The first thing to be noticed about this attempted airbrushing is that it is quite out of character in high-level Church documents. Vatican II made copious references to the magisterium of previous popes, especially Pius XII. In their magisterium, John Paul II and Benedict XVI made similar, extensive references to the work of their predecessors. This was not simply a question of good manners; it had a serious theological purpose, which was to demonstrate that, even as the Church’s thinking and teaching develops, that developed thought is in continuity with what has gone before, even as the Church’s experience and reflection leads it to draw new meanings from the treasure chest of the Deposit of Faith.

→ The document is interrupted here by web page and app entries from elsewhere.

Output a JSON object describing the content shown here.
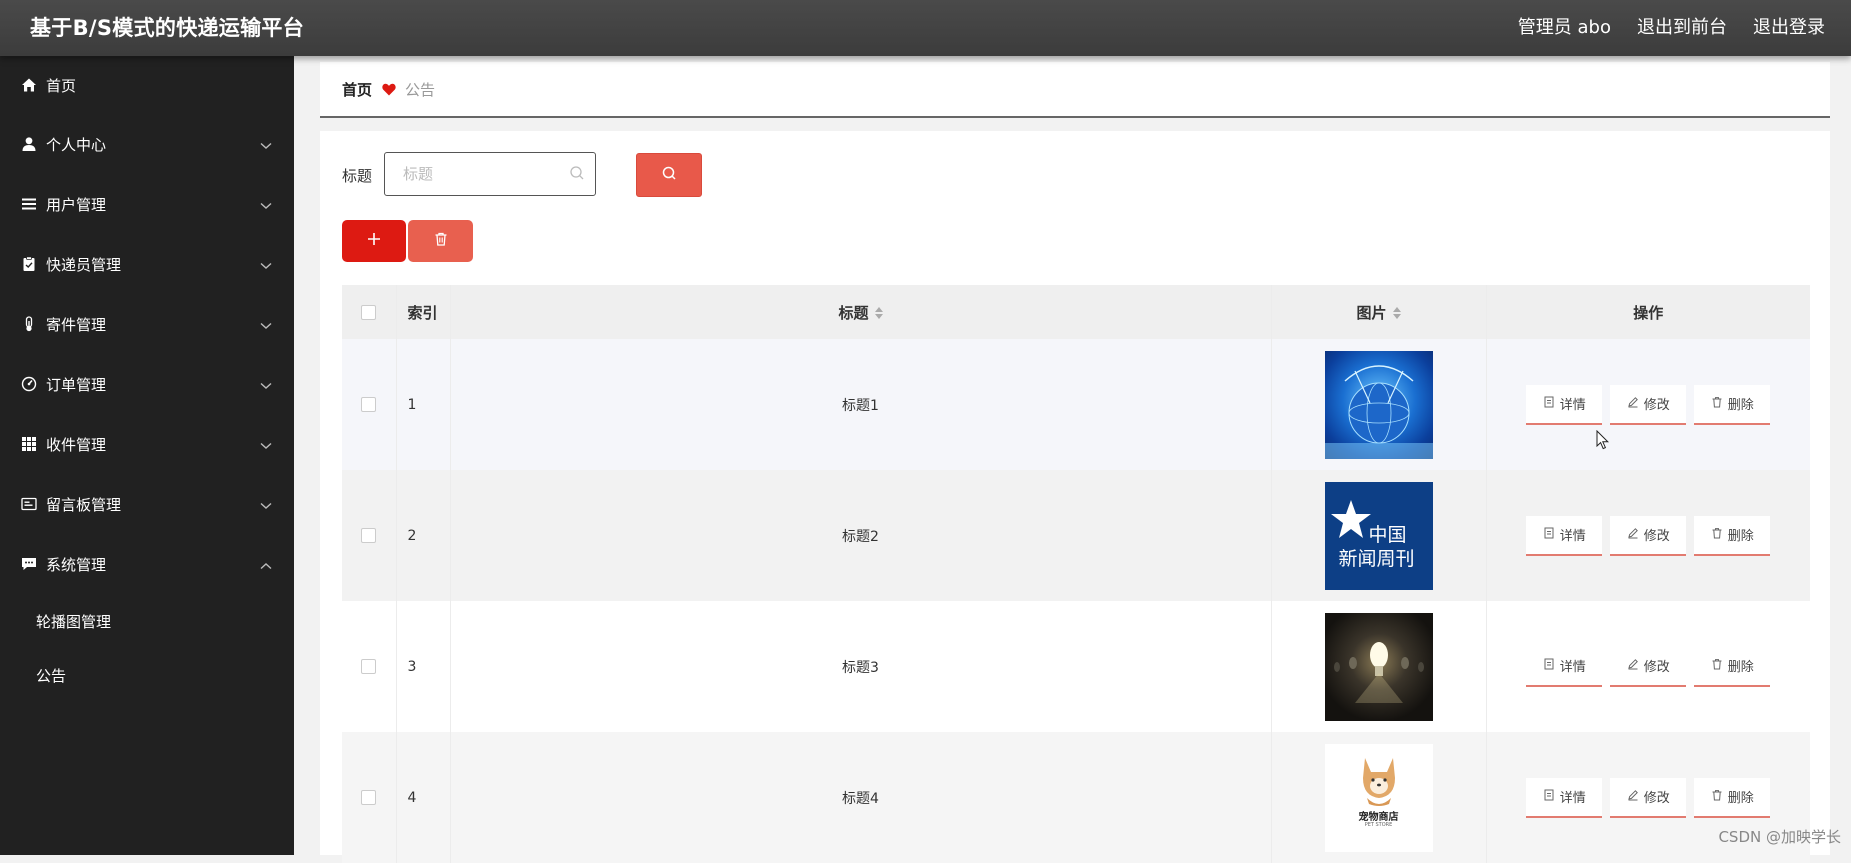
{
  "app": {
    "title": "基于B/S模式的快递运输平台",
    "admin_label": "管理员 abo",
    "exit_front": "退出到前台",
    "logout": "退出登录"
  },
  "sidebar": {
    "items": [
      {
        "label": "首页",
        "icon": "home-icon"
      },
      {
        "label": "个人中心",
        "icon": "user-icon"
      },
      {
        "label": "用户管理",
        "icon": "list-icon"
      },
      {
        "label": "快递员管理",
        "icon": "clipboard-icon"
      },
      {
        "label": "寄件管理",
        "icon": "thermometer-icon"
      },
      {
        "label": "订单管理",
        "icon": "gauge-icon"
      },
      {
        "label": "收件管理",
        "icon": "grid-icon"
      },
      {
        "label": "留言板管理",
        "icon": "message-card-icon"
      },
      {
        "label": "系统管理",
        "icon": "chat-icon"
      }
    ],
    "subitems": [
      {
        "label": "轮播图管理"
      },
      {
        "label": "公告"
      }
    ]
  },
  "breadcrumb": {
    "home": "首页",
    "current": "公告"
  },
  "search": {
    "label": "标题",
    "placeholder": "标题"
  },
  "table": {
    "headers": {
      "index": "索引",
      "title": "标题",
      "image": "图片",
      "actions": "操作"
    },
    "rows": [
      {
        "index": "1",
        "title": "标题1",
        "image": "globe-image"
      },
      {
        "index": "2",
        "title": "标题2",
        "image": "news-weekly-logo-image",
        "image_text_1": "中国",
        "image_text_2": "新闻周刊"
      },
      {
        "index": "3",
        "title": "标题3",
        "image": "light-bulbs-image"
      },
      {
        "index": "4",
        "title": "标题4",
        "image": "pet-store-logo-image",
        "image_text_1": "宠物商店",
        "image_text_2": "PET STORE"
      }
    ],
    "actions": {
      "detail": "详情",
      "edit": "修改",
      "delete": "删除"
    }
  },
  "watermark": "CSDN @加映学长",
  "colors": {
    "header_bg": "#3f3f3f",
    "sidebar_bg": "#212121",
    "primary_red": "#dd1a12",
    "soft_red": "#e8594a"
  }
}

This now seems to have stopped. Amoris Laetitia, [there it is!] the apostolic exhortation completing the work of the Synods of 2014 and 2015, only quoted John Paul’s apostolic exhortation on marriage and the family, Familiaris Consortio, in a bowdlerized form. John Paul’s encyclical on the renewal of Catholic moral theology, Veritatis Splendor, has virtually disappeared in the present pontificate. Now comes Synod-2018, which struck concerned Synod fathers as a deliberate attempt to marginalize the pope who reinvented Catholic young adult ministry in his extensive pilgrimages and in the phenomenon of World Youth Day (which other Synod fathers actually proposed eliminating).
No one is entirely sure what is going on here. But it is not beyond the bounds of propriety to suggest that, in today’s Rome, there is a devaluing of continuity coupled with a misunderstanding of the development of doctrine and a fascination with papal autocracy. More-than-hints of that were already evident at Synod-2014 and Synod-2015, and one prominent proponent of Pope Francis’s style of governance has even suggested that his “discernment” is independent of Scripture and tradition [Remember that? HERE Fr. Thomas Rosica – part-time pipe, full-time partisan – openly said that Francis, who can “discern”, is beyond tradition and Scripture.] – a species of ultramontanism that would make Henry Edward Manning and Alfredo Ottaviani blush. The problem has now come into clearer focus, and it was deeply disturbing to more than a few of the bishops at Synod-2018.
I could go on with examples of Weigel’s synthetic summary. His acid comments about Card. Baldisseri can only be improved by the consumption of popcorn.
Run, don’t walk, to read it. For your convenience… HERE
For extra credit reading, check out the Natholic Catholic Register. The great Ed Pentin interviewed Archbp. Anthony Fisher of Sydney, Australia. He was on the information commission for this Synod and he was elected to the Ordinary Council of the Synod of Bishops, which will prepare the next
fiasco... Synod. As one of my correspondent’s put it: He is “politely devastating”. As a matter of fact, the first thing he says when asked how the Synod went was:
Like the curate’s egg, it was good in parts.
Ouch. If you don’t know that phrase, “the curate’s egg”, try this HERE.